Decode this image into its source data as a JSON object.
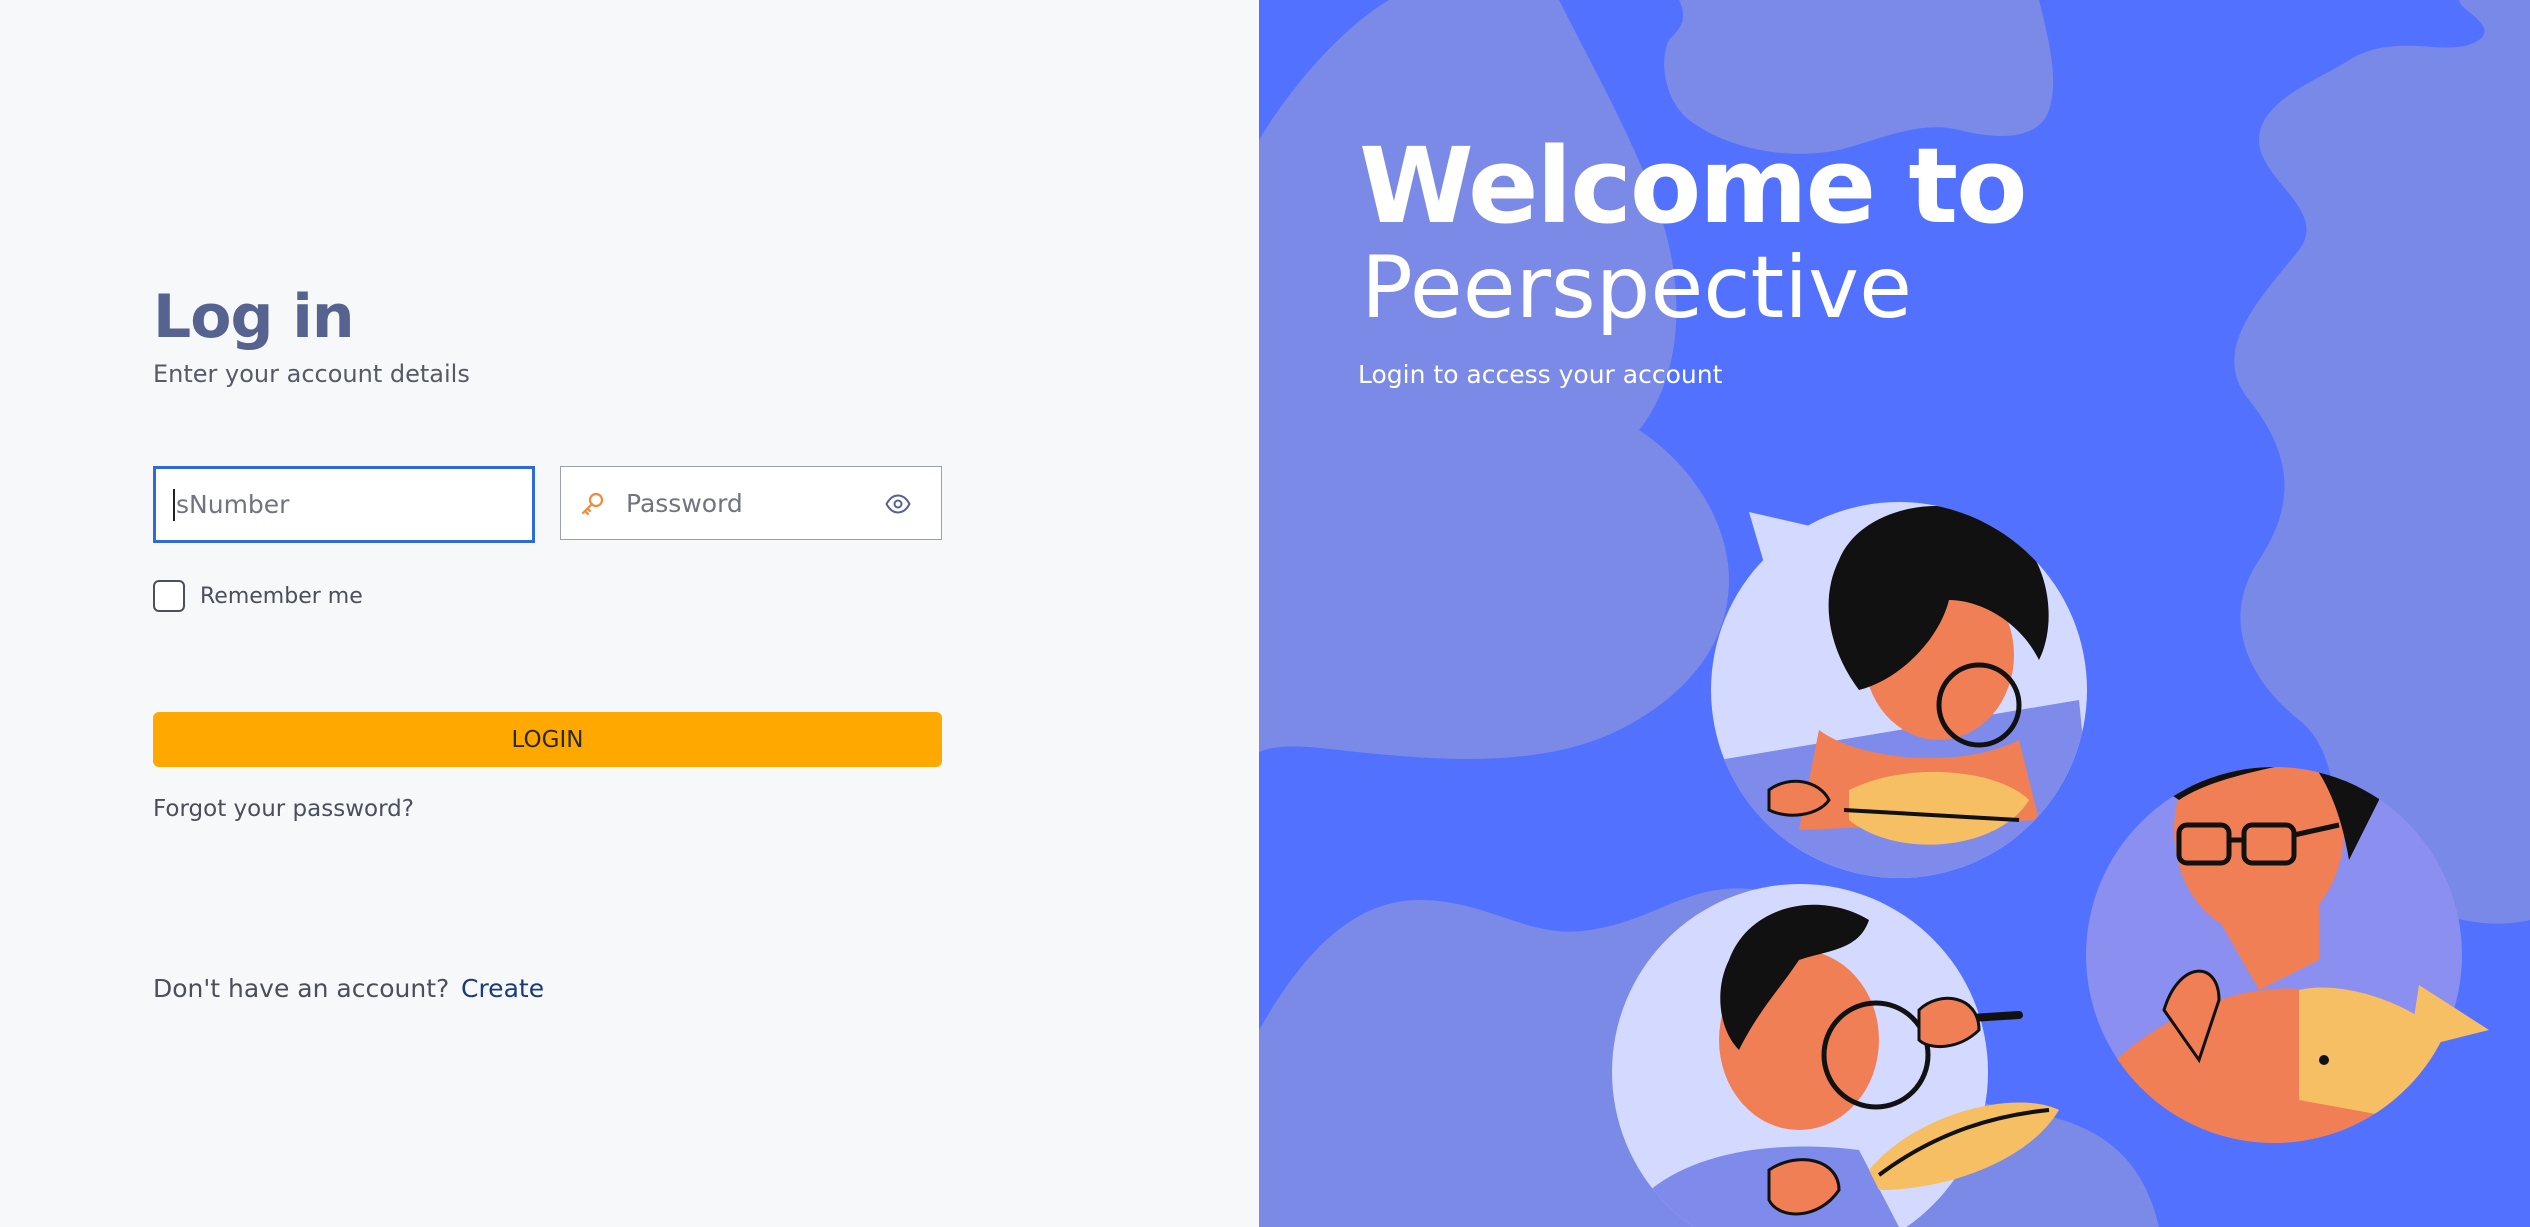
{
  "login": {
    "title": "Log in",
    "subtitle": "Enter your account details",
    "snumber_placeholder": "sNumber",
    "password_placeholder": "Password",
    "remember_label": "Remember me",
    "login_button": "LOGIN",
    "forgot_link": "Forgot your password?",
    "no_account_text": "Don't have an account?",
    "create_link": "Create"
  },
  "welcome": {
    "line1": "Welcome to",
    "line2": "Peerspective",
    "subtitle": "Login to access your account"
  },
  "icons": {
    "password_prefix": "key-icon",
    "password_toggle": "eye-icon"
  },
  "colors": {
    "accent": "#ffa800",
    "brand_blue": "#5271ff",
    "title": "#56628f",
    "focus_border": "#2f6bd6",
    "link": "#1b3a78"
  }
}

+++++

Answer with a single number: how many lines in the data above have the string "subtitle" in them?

Written answer — 2